She has a point. He isn't surprised. Rose usually does, because she is really that good. "Of course not, Rose," he says. "You're better than that."

Rose beams at him. "You taught me to be, you know. You taught me to be better. That's what you do, Doctor."

He smiles back sadly. But in that moment, it's just like it always was – the Doctor and Rose, together, in perfect understanding – the way it's supposed to be.

His life is full of stories and adventures and he's cherished them all, even when they've left him broken and alone. But the stories of the Doctor and Rose, they hold a special place in his hearts. He remembers that night when he told her to run, that day on the game station when she became a goddess to save him. He remembers those days on Bad Wolf Bay, that last time he saw her in that alley – his last gift to that self. He remembers those days and the days in between and now they don't hurt as much anymore. Where they had once left him saddened, now he looks back and is grateful for those wonderful times.

"Are you alright, Doctor?" Rose asks, looking at him with concern. He's missed that look, silly as it sounds.

"I'm fine, Rose, just reminiscing about old times. About great times. They were, you know. They were great times. Fantastic times," he says, enjoying the smile that lights up her face at the word he'd once used so often.

"But it's time for me to go isn't it?" she asks, taking a hold of his hand, lacing her fingers through his. Their hands fit together perfectly – as they always have.

"You've got all of reality to save," he says. "It would be bad if you didn't."

"How bad is bad?"

"Extremely very not good."

"Bad then," Rose says, teasingly.

"A bit, yeah."

Rose shifts the gun around and she hugs him. As he hugs her back tightly, she buries her face into his chest and it brings back feelings long suppressed but never forgotten. This, he thinks, is perfect. She stands on her tip-toes and barely touches her lips to his, yet it burns like a brand, one he hadn't realized how much he wanted.

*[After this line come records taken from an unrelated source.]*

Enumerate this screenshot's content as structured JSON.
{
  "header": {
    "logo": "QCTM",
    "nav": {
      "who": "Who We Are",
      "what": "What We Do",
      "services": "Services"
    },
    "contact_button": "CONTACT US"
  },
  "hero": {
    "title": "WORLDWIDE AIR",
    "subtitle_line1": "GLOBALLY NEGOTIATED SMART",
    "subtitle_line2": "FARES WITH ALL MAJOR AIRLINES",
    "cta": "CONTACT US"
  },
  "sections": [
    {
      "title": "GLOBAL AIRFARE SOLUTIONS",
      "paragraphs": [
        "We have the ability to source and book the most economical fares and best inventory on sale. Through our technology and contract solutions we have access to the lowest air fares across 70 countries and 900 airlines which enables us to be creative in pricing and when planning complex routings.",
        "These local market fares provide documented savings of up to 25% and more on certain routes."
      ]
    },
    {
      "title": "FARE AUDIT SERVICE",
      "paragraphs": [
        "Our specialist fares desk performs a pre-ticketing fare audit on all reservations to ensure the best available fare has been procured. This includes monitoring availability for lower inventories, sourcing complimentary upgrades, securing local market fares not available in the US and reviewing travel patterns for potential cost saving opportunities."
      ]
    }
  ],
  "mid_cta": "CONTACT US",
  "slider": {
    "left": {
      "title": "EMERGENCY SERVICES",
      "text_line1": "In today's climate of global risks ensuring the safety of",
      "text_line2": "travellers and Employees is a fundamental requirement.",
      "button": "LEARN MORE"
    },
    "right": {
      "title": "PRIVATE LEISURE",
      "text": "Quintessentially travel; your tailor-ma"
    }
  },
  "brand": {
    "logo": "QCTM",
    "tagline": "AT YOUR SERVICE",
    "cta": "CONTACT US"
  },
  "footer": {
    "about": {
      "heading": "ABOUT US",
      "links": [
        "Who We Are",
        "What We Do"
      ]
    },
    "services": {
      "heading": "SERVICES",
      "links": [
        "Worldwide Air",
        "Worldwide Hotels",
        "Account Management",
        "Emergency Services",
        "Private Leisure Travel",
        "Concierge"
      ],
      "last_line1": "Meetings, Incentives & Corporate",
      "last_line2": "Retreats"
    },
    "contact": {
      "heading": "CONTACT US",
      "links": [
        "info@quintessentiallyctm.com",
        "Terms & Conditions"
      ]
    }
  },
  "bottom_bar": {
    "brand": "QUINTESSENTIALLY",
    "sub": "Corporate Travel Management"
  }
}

She steps back and her eyes are a bit glassy. He doesn't blame her; his are too. He touches his hand to the gun and then points his screwdriver at the hand-print. "There," he says. "That should make it a bit easier for you."

Smiling, Rose shifts the gun back around. "Doctor, I-" she stops.


She shakes her head a bit, still smiling. "Nah. You know."

Yes, he does. "Goodbye, Rose Tyler." It's a relief, a sad yet great relief, to finally be able to say it. He never did have any closure, even with his last glimpse of her in his old body. And now, too long too late, he does.

"Goodbye, Doctor," Rose says. "By the way," her hands press several buttons in a complicated pattern and she looks at him with one last smile. "Love the bow tie." There's a flash of lightning and the crackle and pop of reality. Then she's gone.

He smiles sadly, and pulls out a handkerchief embroidered with bananas in the corners. Dabbing at his eyes, he briefly scolds the pollen in the air. He checks his watch and walks slowly away, not caring where he goes. Somewhere Rose is helping to save all of reality.

"I'd better do the same," he says aloud, to no one in particular. A sudden flash of fire in the sky catches his eye. "That's not supposed to happen," he says aloud again, smiling widely. "That's not from that me! Oh! This is new!" He gives a manic laugh as he runs to follow the flash. "GERONIMO!"

I hope you enjoy! Questions, comments, and constructive criticism are greatly appreciated!